‘The claimed insufficiency of the evidence before the grand jury is not an issue which goes to the jurisdiction or the legality of the trial court proceedings in any fundamental sense. . . . Insufficiency of the evidence before the grand jury . . . is ‘jurisdictional’ in the special procedural sense that the ruling of the trial court may be reviewed by writ of prohibition under Penal Code section 999a. . . . But the defect is not jurisdictional in the fundamental sense, because . . . it is subject to waiver.' (7 Cal.App.3d, p. 821, 86 Cal.Rptr. p. 897; and see People v. Meals, 49 Cal.App.3d 702, 706, 122 Cal.Rptr. 585 (hearing by S.Ct. den.); People v. Gibbs, 16 Cal.App.3d 758, 765, 94 Cal.Rptr. 458 (hearing by S.Ct. den.).)
In the instant case, Callaghan's right to object to, or suppress, his improper lineup was also subject to waiver. (See People v. Williams, 2 Cal.3d 894, 909, 88 Cal.Rptr. 208 (cert. den., 401 U.S. 919, 91 S.Ct. 903, 27 L.Ed.2d 821); People v. Harris, 18 Cal.App.3d 1, 7, 95 Cal.Rptr. 468; People v. Nabors, 12 Cal.App.3d 380, 386, 90 Cal.Rptr. 649; People v. Green, 3 Cal.App.3d 240, 245, 83 Cal.Rptr. 491; People v. Adams, 1 Cal.App.3d 29, 32, 81 Cal.Rptr. 378 (cert. den., 398 U.S. 941, 90 S.Ct. 1856, 26 L.Ed.2d 276).) Under the rule of People v. Warburton, supra, 7 Cal.App.3d 815, 821, 86 Cal.Rptr. 894, and its related authority, the trial court was not deprived of jurisdiction in the fundamental sense. The motion to quash the indictment was properly denied.
We observe further, the trial court's conclusion that the lineup Identification was contrary to Wade-Gilbert's strictures. No finding was made that the Photograph of the several subjects of the lineup, as used in the grand jury proceedings, was constitutionally, or otherwise, tainted; nor is such a contention made here. Indeed, it appears to have afforded more, and better, protection against mistaken identification than an otherwise permissible photograph of Callaghan alone would have given him.

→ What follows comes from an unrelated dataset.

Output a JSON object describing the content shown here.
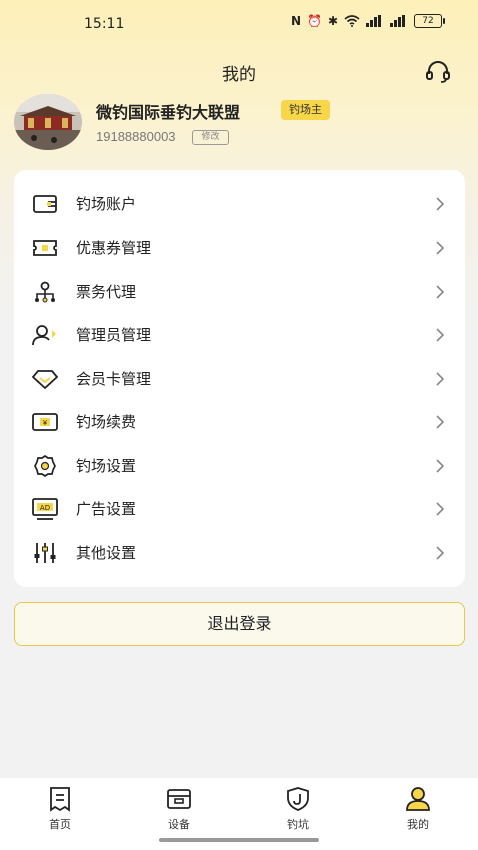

We, ourselves, have examined the photograph; we find nothing suggestive or improper about it. And, of course, Wade and Gilbert ‘do not apply to pretrial photographic identifications made of a suspect after his arrest.’ (People v. Lawrence, 4 Cal.3d 273, 275, 93 Cal.Rptr. 204, 205, 481 P.2d 212, 213 (cert. den., 407 U.S. 909, 92 S.Ct. 2431, 32 L.Ed.2d 682).)
Finally, we perceive it to be the rule that a motion to quash an indictment must be made before the trial has commenced or the claimed defect will be deemed waived. (Pen.Code, ss 995, 996; People v. Sigal, 249 Cal.App.2d 299, 305, 57 Cal.Rptr. 541; People v. Ashcraft, 138 Cal.App.2d 820, 826, 292 P.2d 676; People v. Coffman, 105 Cal.App.2d 164, 167—168, 233 P.2d 117.) We are unimpressed by Callaghan's argument that it was not until after his trial commenced that the court ruled the lineup identification was invalid. He had not been precluded, before the trial, from moving to set aside the indictment on grounds of an improper lineup and the claimed related defective grand jury identifications.
The order that Callaghan ‘be committed (as a mentally disordered sex offender) to the Department of Mental Hygiene for placement in the Atascadero State Hospital, California, for care and treatment for an indefinite period’ is affirmed.
ELKINGTON, Associate Justice.
MOLINARI, P.J., and WEINBERGER, J.,* concur.